== WHAT YOU ARE ASKED TO DO ==
Only an exact repetition of the entries will do.
== LISTED RECORDS
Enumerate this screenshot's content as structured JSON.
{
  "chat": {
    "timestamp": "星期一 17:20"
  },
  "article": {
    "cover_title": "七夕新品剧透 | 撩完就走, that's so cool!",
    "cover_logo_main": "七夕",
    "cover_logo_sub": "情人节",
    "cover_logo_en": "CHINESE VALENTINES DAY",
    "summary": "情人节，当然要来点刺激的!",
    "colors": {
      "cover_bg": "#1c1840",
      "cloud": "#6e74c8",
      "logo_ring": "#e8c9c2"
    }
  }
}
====
== THE COMPLETED TASK ==
Enumerate this screenshot's content as structured JSON.
{
  "chat": {
    "timestamp": "星期一 17:20"
  },
  "article": {
    "cover_title": "七夕新品剧透 | 撩完就走, that's so cool!",
    "cover_logo_main": "七夕",
    "cover_logo_sub": "情人节",
    "cover_logo_en": "CHINESE VALENTINES DAY",
    "summary": "情人节，当然要来点刺激的!",
    "colors": {
      "cover_bg": "#1c1840",
      "cloud": "#6e74c8",
      "logo_ring": "#e8c9c2"
    }
  }
}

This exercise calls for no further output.